*About this task*: Exactly as shown, give the full listing again.

*Extracted data*:
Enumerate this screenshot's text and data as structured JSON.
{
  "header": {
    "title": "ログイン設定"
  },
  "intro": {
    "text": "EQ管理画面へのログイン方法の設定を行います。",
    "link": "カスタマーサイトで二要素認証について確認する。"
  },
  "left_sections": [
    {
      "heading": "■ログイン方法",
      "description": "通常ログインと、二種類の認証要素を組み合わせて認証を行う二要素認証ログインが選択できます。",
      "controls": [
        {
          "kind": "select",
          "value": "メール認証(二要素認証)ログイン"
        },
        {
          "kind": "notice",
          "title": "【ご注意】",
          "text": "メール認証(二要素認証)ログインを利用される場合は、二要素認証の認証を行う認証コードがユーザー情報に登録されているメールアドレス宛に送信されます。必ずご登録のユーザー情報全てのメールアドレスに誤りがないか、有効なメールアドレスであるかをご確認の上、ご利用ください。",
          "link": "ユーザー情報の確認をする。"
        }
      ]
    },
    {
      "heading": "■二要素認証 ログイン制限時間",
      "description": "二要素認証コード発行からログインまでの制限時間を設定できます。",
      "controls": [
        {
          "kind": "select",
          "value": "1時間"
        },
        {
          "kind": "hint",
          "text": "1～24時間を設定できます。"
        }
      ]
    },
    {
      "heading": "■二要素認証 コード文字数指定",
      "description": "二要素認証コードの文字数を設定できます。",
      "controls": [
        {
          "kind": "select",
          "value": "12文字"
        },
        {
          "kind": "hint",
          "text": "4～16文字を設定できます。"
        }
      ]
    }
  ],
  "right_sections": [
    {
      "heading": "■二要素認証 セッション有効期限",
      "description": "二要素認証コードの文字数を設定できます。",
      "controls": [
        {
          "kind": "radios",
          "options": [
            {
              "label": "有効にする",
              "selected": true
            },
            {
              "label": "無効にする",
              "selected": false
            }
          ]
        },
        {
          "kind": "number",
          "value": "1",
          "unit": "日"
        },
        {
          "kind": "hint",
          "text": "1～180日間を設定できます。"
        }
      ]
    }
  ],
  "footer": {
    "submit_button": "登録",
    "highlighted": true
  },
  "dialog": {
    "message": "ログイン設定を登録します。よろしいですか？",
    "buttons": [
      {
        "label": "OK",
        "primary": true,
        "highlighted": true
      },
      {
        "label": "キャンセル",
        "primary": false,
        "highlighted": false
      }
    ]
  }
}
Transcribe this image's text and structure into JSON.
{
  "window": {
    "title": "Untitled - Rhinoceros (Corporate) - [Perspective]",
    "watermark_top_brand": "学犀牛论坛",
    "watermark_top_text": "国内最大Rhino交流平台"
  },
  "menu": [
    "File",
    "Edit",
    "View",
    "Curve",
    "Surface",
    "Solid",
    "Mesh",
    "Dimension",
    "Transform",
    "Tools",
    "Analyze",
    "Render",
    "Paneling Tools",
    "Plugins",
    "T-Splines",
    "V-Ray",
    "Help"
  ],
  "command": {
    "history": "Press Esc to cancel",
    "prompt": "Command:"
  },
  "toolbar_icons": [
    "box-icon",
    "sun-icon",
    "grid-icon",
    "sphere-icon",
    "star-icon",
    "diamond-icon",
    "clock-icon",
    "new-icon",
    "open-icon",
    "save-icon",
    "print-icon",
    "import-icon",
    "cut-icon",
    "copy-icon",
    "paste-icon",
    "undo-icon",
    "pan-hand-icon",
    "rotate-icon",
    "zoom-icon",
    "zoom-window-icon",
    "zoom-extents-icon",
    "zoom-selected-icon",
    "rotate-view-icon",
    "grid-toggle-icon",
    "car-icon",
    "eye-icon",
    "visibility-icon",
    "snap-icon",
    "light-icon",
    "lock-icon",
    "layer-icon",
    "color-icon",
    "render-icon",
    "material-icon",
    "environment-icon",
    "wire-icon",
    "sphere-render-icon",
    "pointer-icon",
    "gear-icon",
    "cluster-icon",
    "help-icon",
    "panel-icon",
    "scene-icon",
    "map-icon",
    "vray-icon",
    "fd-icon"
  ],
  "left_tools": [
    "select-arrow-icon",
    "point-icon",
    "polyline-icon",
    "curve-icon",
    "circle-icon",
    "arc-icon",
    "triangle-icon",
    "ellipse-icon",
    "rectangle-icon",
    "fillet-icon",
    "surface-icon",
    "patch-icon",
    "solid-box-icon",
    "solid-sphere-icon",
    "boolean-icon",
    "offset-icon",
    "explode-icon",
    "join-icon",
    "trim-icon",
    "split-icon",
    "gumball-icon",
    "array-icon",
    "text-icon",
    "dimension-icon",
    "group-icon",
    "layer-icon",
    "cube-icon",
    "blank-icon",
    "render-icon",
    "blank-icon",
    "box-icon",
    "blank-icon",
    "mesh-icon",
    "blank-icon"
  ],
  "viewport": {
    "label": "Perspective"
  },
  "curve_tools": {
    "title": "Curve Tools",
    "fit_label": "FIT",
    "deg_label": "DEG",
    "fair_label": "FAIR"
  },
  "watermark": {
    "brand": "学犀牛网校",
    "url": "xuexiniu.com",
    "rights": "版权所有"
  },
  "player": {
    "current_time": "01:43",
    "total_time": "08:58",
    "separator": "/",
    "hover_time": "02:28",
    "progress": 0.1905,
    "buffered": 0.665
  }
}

*Task result*:
Enumerate this screenshot's text and data as structured JSON.
{
  "header": {
    "title": "ログイン設定"
  },
  "intro": {
    "text": "EQ管理画面へのログイン方法の設定を行います。",
    "link": "カスタマーサイトで二要素認証について確認する。"
  },
  "left_sections": [
    {
      "heading": "■ログイン方法",
      "description": "通常ログインと、二種類の認証要素を組み合わせて認証を行う二要素認証ログインが選択できます。",
      "controls": [
        {
          "kind": "select",
          "value": "メール認証(二要素認証)ログイン"
        },
        {
          "kind": "notice",
          "title": "【ご注意】",
          "text": "メール認証(二要素認証)ログインを利用される場合は、二要素認証の認証を行う認証コードがユーザー情報に登録されているメールアドレス宛に送信されます。必ずご登録のユーザー情報全てのメールアドレスに誤りがないか、有効なメールアドレスであるかをご確認の上、ご利用ください。",
          "link": "ユーザー情報の確認をする。"
        }
      ]
    },
    {
      "heading": "■二要素認証 ログイン制限時間",
      "description": "二要素認証コード発行からログインまでの制限時間を設定できます。",
      "controls": [
        {
          "kind": "select",
          "value": "1時間"
        },
        {
          "kind": "hint",
          "text": "1～24時間を設定できます。"
        }
      ]
    },
    {
      "heading": "■二要素認証 コード文字数指定",
      "description": "二要素認証コードの文字数を設定できます。",
      "controls": [
        {
          "kind": "select",
          "value": "12文字"
        },
        {
          "kind": "hint",
          "text": "4～16文字を設定できます。"
        }
      ]
    }
  ],
  "right_sections": [
    {
      "heading": "■二要素認証 セッション有効期限",
      "description": "二要素認証コードの文字数を設定できます。",
      "controls": [
        {
          "kind": "radios",
          "options": [
            {
              "label": "有効にする",
              "selected": true
            },
            {
              "label": "無効にする",
              "selected": false
            }
          ]
        },
        {
          "kind": "number",
          "value": "1",
          "unit": "日"
        },
        {
          "kind": "hint",
          "text": "1～180日間を設定できます。"
        }
      ]
    }
  ],
  "footer": {
    "submit_button": "登録",
    "highlighted": true
  },
  "dialog": {
    "message": "ログイン設定を登録します。よろしいですか？",
    "buttons": [
      {
        "label": "OK",
        "primary": true,
        "highlighted": true
      },
      {
        "label": "キャンセル",
        "primary": false,
        "highlighted": false
      }
    ]
  }
}
Transcribe this image's text and structure into JSON.
{
  "window": {
    "title": "Untitled - Rhinoceros (Corporate) - [Perspective]",
    "watermark_top_brand": "学犀牛论坛",
    "watermark_top_text": "国内最大Rhino交流平台"
  },
  "menu": [
    "File",
    "Edit",
    "View",
    "Curve",
    "Surface",
    "Solid",
    "Mesh",
    "Dimension",
    "Transform",
    "Tools",
    "Analyze",
    "Render",
    "Paneling Tools",
    "Plugins",
    "T-Splines",
    "V-Ray",
    "Help"
  ],
  "command": {
    "history": "Press Esc to cancel",
    "prompt": "Command:"
  },
  "toolbar_icons": [
    "box-icon",
    "sun-icon",
    "grid-icon",
    "sphere-icon",
    "star-icon",
    "diamond-icon",
    "clock-icon",
    "new-icon",
    "open-icon",
    "save-icon",
    "print-icon",
    "import-icon",
    "cut-icon",
    "copy-icon",
    "paste-icon",
    "undo-icon",
    "pan-hand-icon",
    "rotate-icon",
    "zoom-icon",
    "zoom-window-icon",
    "zoom-extents-icon",
    "zoom-selected-icon",
    "rotate-view-icon",
    "grid-toggle-icon",
    "car-icon",
    "eye-icon",
    "visibility-icon",
    "snap-icon",
    "light-icon",
    "lock-icon",
    "layer-icon",
    "color-icon",
    "render-icon",
    "material-icon",
    "environment-icon",
    "wire-icon",
    "sphere-render-icon",
    "pointer-icon",
    "gear-icon",
    "cluster-icon",
    "help-icon",
    "panel-icon",
    "scene-icon",
    "map-icon",
    "vray-icon",
    "fd-icon"
  ],
  "left_tools": [
    "select-arrow-icon",
    "point-icon",
    "polyline-icon",
    "curve-icon",
    "circle-icon",
    "arc-icon",
    "triangle-icon",
    "ellipse-icon",
    "rectangle-icon",
    "fillet-icon",
    "surface-icon",
    "patch-icon",
    "solid-box-icon",
    "solid-sphere-icon",
    "boolean-icon",
    "offset-icon",
    "explode-icon",
    "join-icon",
    "trim-icon",
    "split-icon",
    "gumball-icon",
    "array-icon",
    "text-icon",
    "dimension-icon",
    "group-icon",
    "layer-icon",
    "cube-icon",
    "blank-icon",
    "render-icon",
    "blank-icon",
    "box-icon",
    "blank-icon",
    "mesh-icon",
    "blank-icon"
  ],
  "viewport": {
    "label": "Perspective"
  },
  "curve_tools": {
    "title": "Curve Tools",
    "fit_label": "FIT",
    "deg_label": "DEG",
    "fair_label": "FAIR"
  },
  "watermark": {
    "brand": "学犀牛网校",
    "url": "xuexiniu.com",
    "rights": "版权所有"
  },
  "player": {
    "current_time": "01:43",
    "total_time": "08:58",
    "separator": "/",
    "hover_time": "02:28",
    "progress": 0.1905,
    "buffered": 0.665
  }
}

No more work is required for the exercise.